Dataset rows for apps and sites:
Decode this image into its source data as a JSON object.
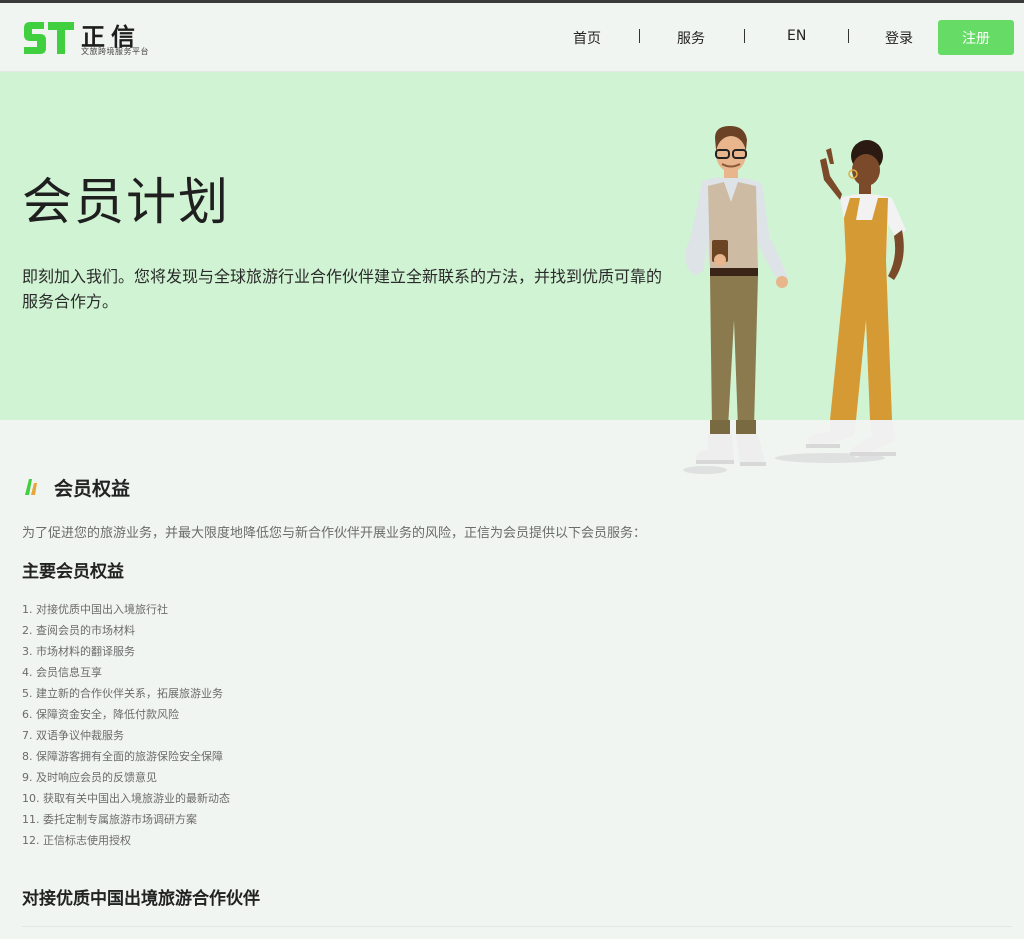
{
  "header": {
    "logo_text": "正信",
    "logo_tagline": "文旅跨境服务平台",
    "nav": [
      "首页",
      "服务",
      "EN",
      "登录"
    ],
    "register_label": "注册"
  },
  "hero": {
    "title": "会员计划",
    "description": "即刻加入我们。您将发现与全球旅游行业合作伙伴建立全新联系的方法，并找到优质可靠的服务合作方。"
  },
  "benefits": {
    "title": "会员权益",
    "intro": "为了促进您的旅游业务，并最大限度地降低您与新合作伙伴开展业务的风险，正信为会员提供以下会员服务：",
    "main_heading": "主要会员权益",
    "items": [
      "1. 对接优质中国出入境旅行社",
      "2. 查阅会员的市场材料",
      "3. 市场材料的翻译服务",
      "4. 会员信息互享",
      "5. 建立新的合作伙伴关系，拓展旅游业务",
      "6. 保障资金安全，降低付款风险",
      "7. 双语争议仲裁服务",
      "8. 保障游客拥有全面的旅游保险安全保障",
      "9. 及时响应会员的反馈意见",
      "10. 获取有关中国出入境旅游业的最新动态",
      "11. 委托定制专属旅游市场调研方案",
      "12. 正信标志使用授权"
    ],
    "next_heading": "对接优质中国出境旅游合作伙伴"
  },
  "colors": {
    "accent_green": "#66dc66",
    "logo_green": "#3fcf3f",
    "hero_bg": "#d0f4d3",
    "page_bg": "#f1f5f2"
  }
}
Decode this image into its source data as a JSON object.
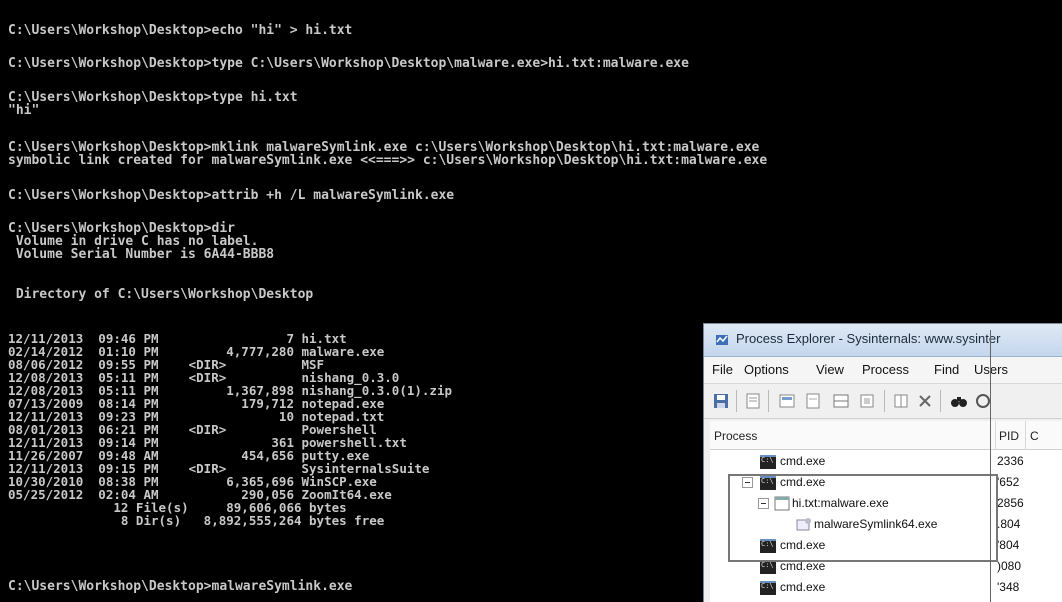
{
  "terminal": {
    "blocks": [
      "C:\\Users\\Workshop\\Desktop>echo \"hi\" > hi.txt",
      "C:\\Users\\Workshop\\Desktop>type C:\\Users\\Workshop\\Desktop\\malware.exe>hi.txt:malware.exe",
      "C:\\Users\\Workshop\\Desktop>type hi.txt\n\"hi\"",
      "C:\\Users\\Workshop\\Desktop>mklink malwareSymlink.exe c:\\Users\\Workshop\\Desktop\\hi.txt:malware.exe\nsymbolic link created for malwareSymlink.exe <<===>> c:\\Users\\Workshop\\Desktop\\hi.txt:malware.exe",
      "C:\\Users\\Workshop\\Desktop>attrib +h /L malwareSymlink.exe",
      "C:\\Users\\Workshop\\Desktop>dir\n Volume in drive C has no label.\n Volume Serial Number is 6A44-BBB8",
      " Directory of C:\\Users\\Workshop\\Desktop",
      "12/11/2013  09:46 PM                 7 hi.txt\n02/14/2012  01:10 PM         4,777,280 malware.exe\n08/06/2012  09:55 PM    <DIR>          MSF\n12/08/2013  05:11 PM    <DIR>          nishang_0.3.0\n12/08/2013  05:11 PM         1,367,898 nishang_0.3.0(1).zip\n07/13/2009  08:14 PM           179,712 notepad.exe\n12/11/2013  09:23 PM                10 notepad.txt\n08/01/2013  06:21 PM    <DIR>          Powershell\n12/11/2013  09:14 PM               361 powershell.txt\n11/26/2007  09:48 AM           454,656 putty.exe\n12/11/2013  09:15 PM    <DIR>          SysinternalsSuite\n10/30/2010  08:38 PM         6,365,696 WinSCP.exe\n05/25/2012  02:04 AM           290,056 ZoomIt64.exe\n              12 File(s)     89,606,066 bytes\n               8 Dir(s)   8,892,555,264 bytes free",
      "C:\\Users\\Workshop\\Desktop>malwareSymlink.exe"
    ]
  },
  "process_explorer": {
    "title": "Process Explorer - Sysinternals: www.sysinter",
    "menu": [
      "File",
      "Options",
      "View",
      "Process",
      "Find",
      "Users"
    ],
    "columns": {
      "process": "Process",
      "pid": "PID",
      "extra": "C"
    },
    "rows": [
      {
        "name": "cmd.exe",
        "pid": "2336"
      },
      {
        "name": "cmd.exe",
        "pid": "'652"
      },
      {
        "name": "hi.txt:malware.exe",
        "pid": "2856"
      },
      {
        "name": "malwareSymlink64.exe",
        "pid": ".804"
      },
      {
        "name": "cmd.exe",
        "pid": "'804"
      },
      {
        "name": "cmd.exe",
        "pid": ")080"
      },
      {
        "name": "cmd.exe",
        "pid": "'348"
      }
    ]
  }
}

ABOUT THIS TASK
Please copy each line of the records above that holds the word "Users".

SOLUTION
      "C:\\Users\\Workshop\\Desktop>echo \"hi\" > hi.txt",
      "C:\\Users\\Workshop\\Desktop>type C:\\Users\\Workshop\\Desktop\\malware.exe>hi.txt:malware.exe",
      "C:\\Users\\Workshop\\Desktop>type hi.txt\n\"hi\"",
      "C:\\Users\\Workshop\\Desktop>mklink malwareSymlink.exe c:\\Users\\Workshop\\Desktop\\hi.txt:malware.exe\nsymbolic link created for malwareSymlink.exe <<===>> c:\\Users\\Workshop\\Desktop\\hi.txt:malware.exe",
      "C:\\Users\\Workshop\\Desktop>attrib +h /L malwareSymlink.exe",
      "C:\\Users\\Workshop\\Desktop>dir\n Volume in drive C has no label.\n Volume Serial Number is 6A44-BBB8",
      " Directory of C:\\Users\\Workshop\\Desktop",
      "C:\\Users\\Workshop\\Desktop>malwareSymlink.exe"
      "Users"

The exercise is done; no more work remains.